Asian and emerging economies account for more than 40 percent of the new IMF firewall bailout fund to the European Union. $189 billion of the promised $456 billion is coming from countries outside Europe. No money has yet been offered by the U.S. or Canada, who say the amount is too little to save Europe and that the Europeans should foot the bill independently.
So even as the West itself is divided on saving the European financial system, why is the rest of the world, including many countries still largely impoverished in per capita terms, coming to the rescue?
Asian countries are dominating non-European sources: Japan is giving $60 billion, China is offering $43 billion, South Korea is giving $15 billion, $10 billion is coming from India. Singapore, a tiny city-state with an economy bigger than 17 of the EU's 27 countries, will provide $4 billion and Thailand, the Philippines, and Malaysia offered $1 billion each. Outside Asia, $15 billion is coming from Saudi Arabia, $10 from Russia, Brazil, and Mexico each, and $2 billion from South Africa. In this new financial world order, former colonies are now paying to save their former rulers from disaster.

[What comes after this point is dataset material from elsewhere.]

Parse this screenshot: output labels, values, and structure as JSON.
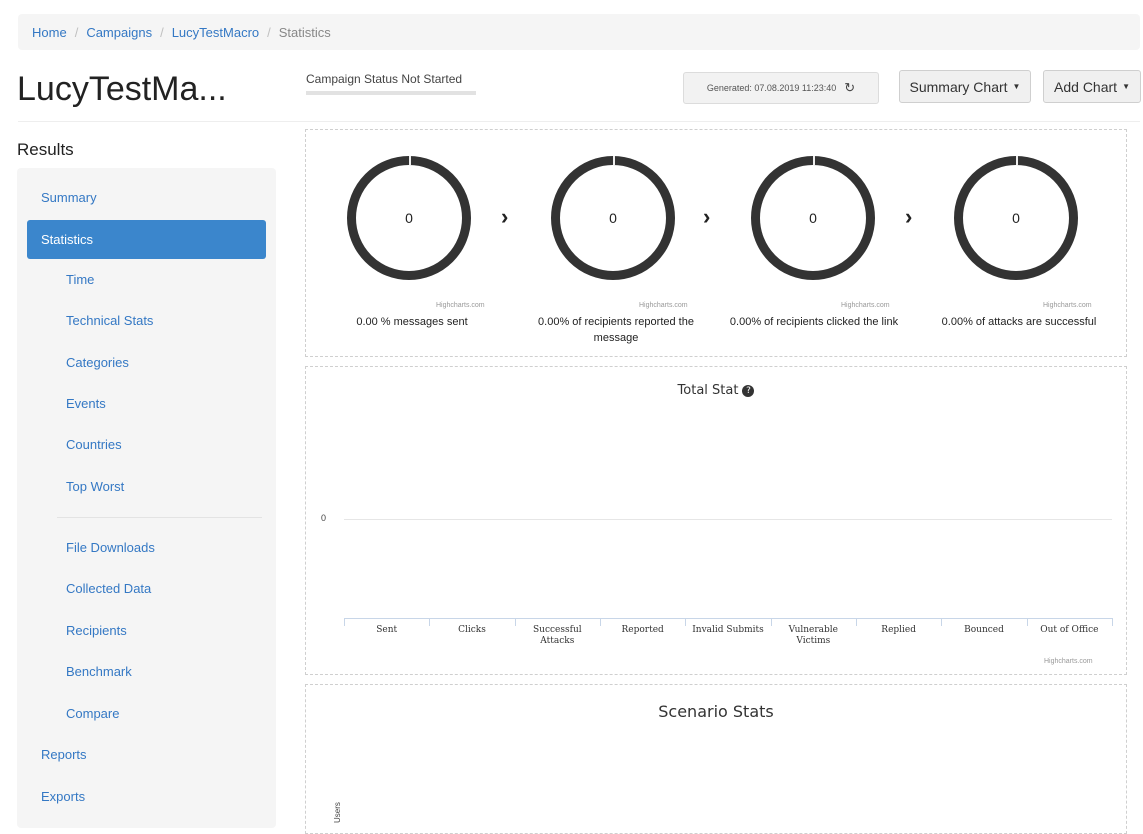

Many of the above governments, including some of the more well-to-do ones, will be getting plenty of flak at home as citizens complain that the money should go to much-needed domestic spending. But the funds aren't pouring from the goodness of the emerging countries' hearts. They are coming with strings attached.

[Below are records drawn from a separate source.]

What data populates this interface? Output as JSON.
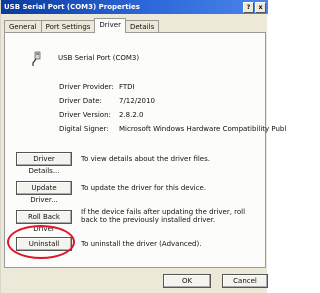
{
  "window": {
    "title": "USB Serial Port (COM3) Properties",
    "help_btn": "?",
    "close_btn": "x"
  },
  "tabs": [
    {
      "label": "General"
    },
    {
      "label": "Port Settings"
    },
    {
      "label": "Driver"
    },
    {
      "label": "Details"
    }
  ],
  "device": {
    "name": "USB Serial Port (COM3)"
  },
  "properties": [
    {
      "label": "Driver Provider:",
      "value": "FTDI"
    },
    {
      "label": "Driver Date:",
      "value": "7/12/2010"
    },
    {
      "label": "Driver Version:",
      "value": "2.8.2.0"
    },
    {
      "label": "Digital Signer:",
      "value": "Microsoft Windows Hardware Compatibility Publ"
    }
  ],
  "actions": [
    {
      "label": "Driver Details...",
      "description": "To view details about the driver files."
    },
    {
      "label": "Update Driver...",
      "description": "To update the driver for this device."
    },
    {
      "label": "Roll Back Driver",
      "description": "If the device fails after updating the driver, roll back to the previously installed driver."
    },
    {
      "label": "Uninstall",
      "description": "To uninstall the driver (Advanced)."
    }
  ],
  "footer": {
    "ok": "OK",
    "cancel": "Cancel"
  },
  "colors": {
    "title_bar": "#0a3a9c",
    "highlight_circle": "#e0142a"
  }
}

The bailout fund's payers, especially the BRICS -- Brazil, Russia, India, China, and South Africa-- are giving large amounts because they want something in return, and in fact they have already asked for it.
The BRICS released a joint statement on Tuesday saying that these new contributions are being made in anticipation that all the reforms agreed upon in 2010 will be fully implemented in a timely manner, including a comprehensive reform of voting power and reform of quota shares.

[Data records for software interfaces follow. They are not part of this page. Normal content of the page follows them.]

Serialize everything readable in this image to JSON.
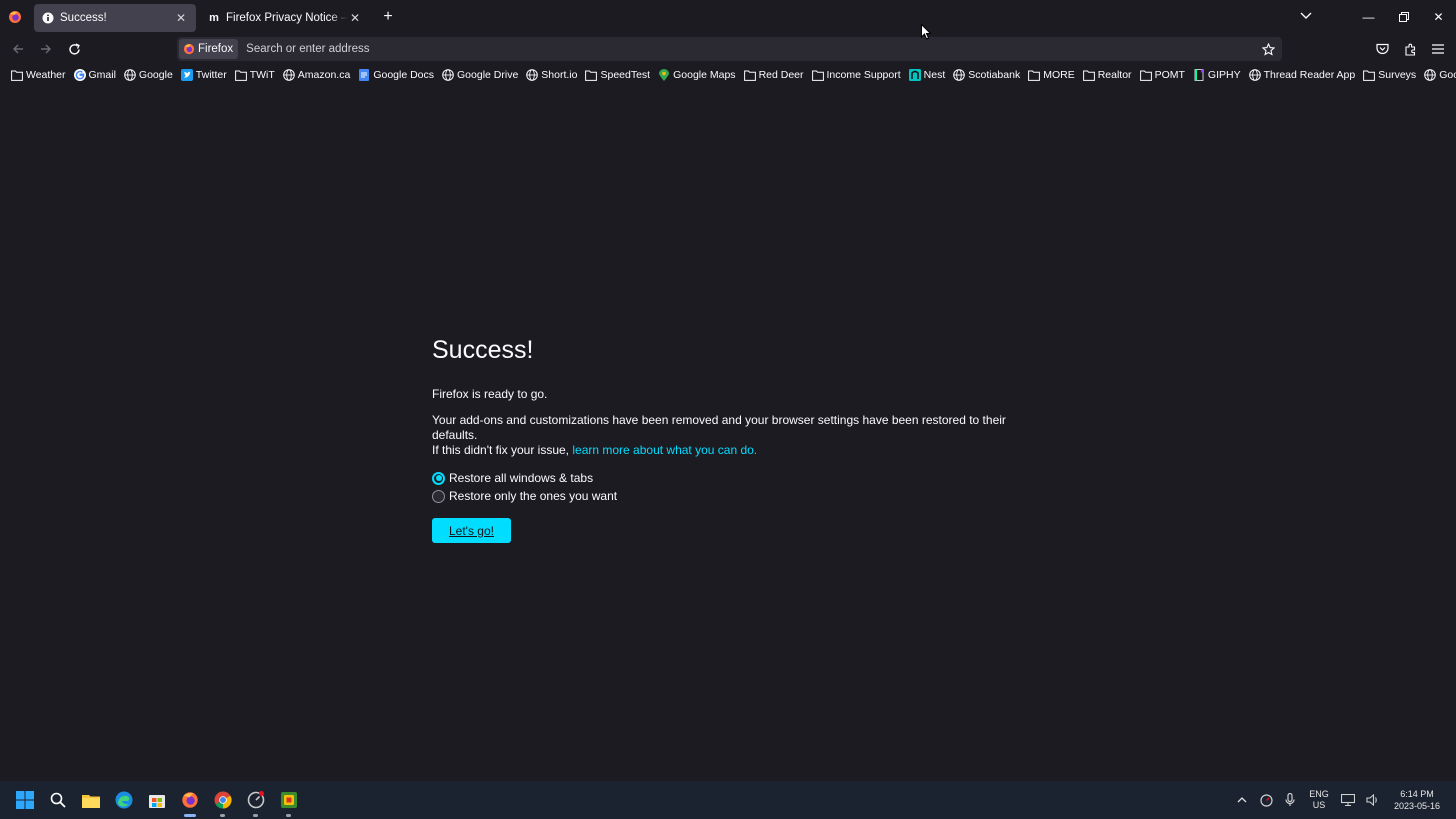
{
  "window": {
    "tabs": [
      {
        "title": "Success!",
        "active": true,
        "favicon": "info-icon"
      },
      {
        "title": "Firefox Privacy Notice — Mozilla",
        "active": false,
        "favicon": "mozilla-m-icon"
      }
    ]
  },
  "navbar": {
    "identity_label": "Firefox",
    "url_placeholder": "Search or enter address"
  },
  "bookmarks": [
    {
      "label": "Weather",
      "icon": "folder-icon"
    },
    {
      "label": "Gmail",
      "icon": "google-g-icon"
    },
    {
      "label": "Google",
      "icon": "globe-icon"
    },
    {
      "label": "Twitter",
      "icon": "twitter-icon"
    },
    {
      "label": "TWiT",
      "icon": "folder-icon"
    },
    {
      "label": "Amazon.ca",
      "icon": "globe-icon"
    },
    {
      "label": "Google Docs",
      "icon": "docs-icon"
    },
    {
      "label": "Google Drive",
      "icon": "globe-icon"
    },
    {
      "label": "Short.io",
      "icon": "globe-icon"
    },
    {
      "label": "SpeedTest",
      "icon": "folder-icon"
    },
    {
      "label": "Google Maps",
      "icon": "maps-pin-icon"
    },
    {
      "label": "Red Deer",
      "icon": "folder-icon"
    },
    {
      "label": "Income Support",
      "icon": "folder-icon"
    },
    {
      "label": "Nest",
      "icon": "nest-icon"
    },
    {
      "label": "Scotiabank",
      "icon": "globe-icon"
    },
    {
      "label": "MORE",
      "icon": "folder-icon"
    },
    {
      "label": "Realtor",
      "icon": "folder-icon"
    },
    {
      "label": "POMT",
      "icon": "folder-icon"
    },
    {
      "label": "GIPHY",
      "icon": "giphy-icon"
    },
    {
      "label": "Thread Reader App",
      "icon": "globe-icon"
    },
    {
      "label": "Surveys",
      "icon": "folder-icon"
    },
    {
      "label": "Google Translate",
      "icon": "globe-icon"
    }
  ],
  "page": {
    "title": "Success!",
    "ready_text": "Firefox is ready to go.",
    "removed_text": "Your add-ons and customizations have been removed and your browser settings have been restored to their defaults.",
    "fix_text": "If this didn't fix your issue, ",
    "learn_more": "learn more about what you can do.",
    "options": [
      {
        "label": "Restore all windows & tabs",
        "checked": true
      },
      {
        "label": "Restore only the ones you want",
        "checked": false
      }
    ],
    "button_label": "Let's go!"
  },
  "taskbar": {
    "lang_top": "ENG",
    "lang_bottom": "US",
    "time": "6:14 PM",
    "date": "2023-05-16"
  },
  "colors": {
    "accent": "#00ddff",
    "background": "#1c1b22",
    "taskbar": "#1b2330"
  }
}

That refers to requests to redistribute voting power within the IMF to grant a larger voting bloc to emerging economies. Domestic legislatures in other IMF member countries have not yet ratified the new changes, increasing frustration within emerging economies that they are being locked out of a major international economic institution even as they contribute increasing amounts to international economic growth.
When eventually in place, the new voting ratios would push China to third place in terms of votes in the IMF (behind the U.S. and Japan). Currently China has fewer voting shares than France or the United Kingdom despite having an economy almost five times bigger. Last year, before an adjustment, India still had voting percentages lower than the Netherlands, a country with a population more than 70 times smaller and an economy one-sixth the size.
Under new voting adjustments, emerging market and developing countries would have 44.7 percent of the votes in the IMF, more than the 41.2 percent allotted to the G7, the seven powers that until now have ruled the roost.
The U.S. would still hold the largest number of votes at 16.5 percent. After all, there's a reason why the IMF is headquarters in Washington, D.C. -- it was meant to be a major mechanism of international financial stability in the aftermath of World War II, within an economic framework largely ensured by the U.S.
Last June, the BRICS called the tradition of appointing a European, usually a French national, to head the IMF an obsolete practice. With the money and the influence they are now wielding, they may soon get a chance to upend that 67-year tradition.